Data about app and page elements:
──────

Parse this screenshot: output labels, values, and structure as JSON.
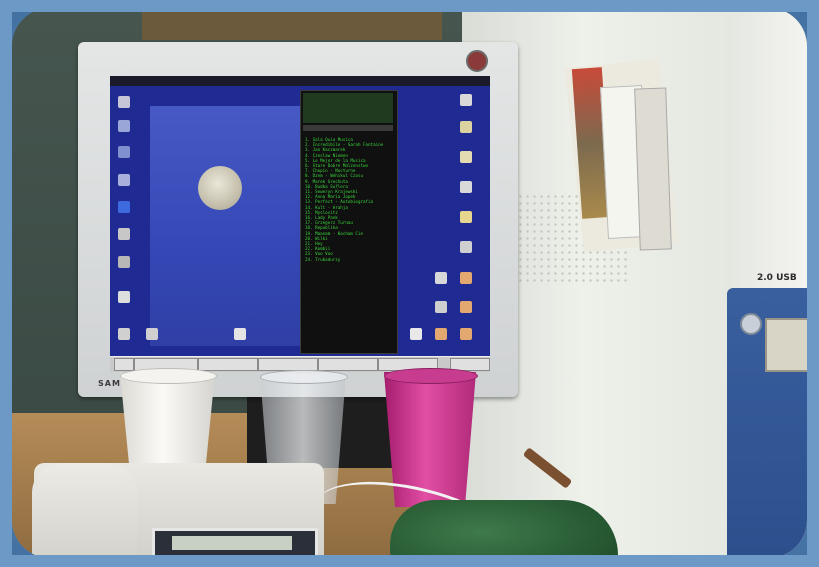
{
  "scene": {
    "type": "photograph",
    "colors": {
      "border": "#6d99c6",
      "screen_desktop": "#1f2a92",
      "playlist_text": "#39d63a",
      "pink_cup": "#e24ea3",
      "mouse_pad": "#2f6a3c"
    }
  },
  "monitor": {
    "brand": "SAMSUNG"
  },
  "computer_tower": {
    "label": "2.0 USB"
  },
  "desktop": {
    "playlist": [
      "1. Sala Quia Musica",
      "2. Incredibile - Sarah Fontaine",
      "3. Jan Kaczmarek",
      "4. Czeslaw Niemen",
      "5. Lo Mejor de la Musica",
      "6. Stare Dobre Malzenstwo",
      "7. Chopin - Nocturne",
      "8. Dzem - Wehikul Czasu",
      "9. Marek Grechuta",
      "10. Budka Suflera",
      "11. Seweryn Krajewski",
      "12. Anna Maria Jopek",
      "13. Perfect - Autobiografia",
      "14. Kult - Arahja",
      "15. Myslovitz",
      "16. Lady Pank",
      "17. Grzegorz Turnau",
      "18. Republika",
      "19. Maanam - Kocham Cie",
      "20. Wilki",
      "21. Hey",
      "22. Kombii",
      "23. Voo Voo",
      "24. Trubadurzy"
    ]
  }
}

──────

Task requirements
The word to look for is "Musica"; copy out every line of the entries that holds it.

Response box
      "1. Sala Quia Musica",
      "5. Lo Mejor de la Musica",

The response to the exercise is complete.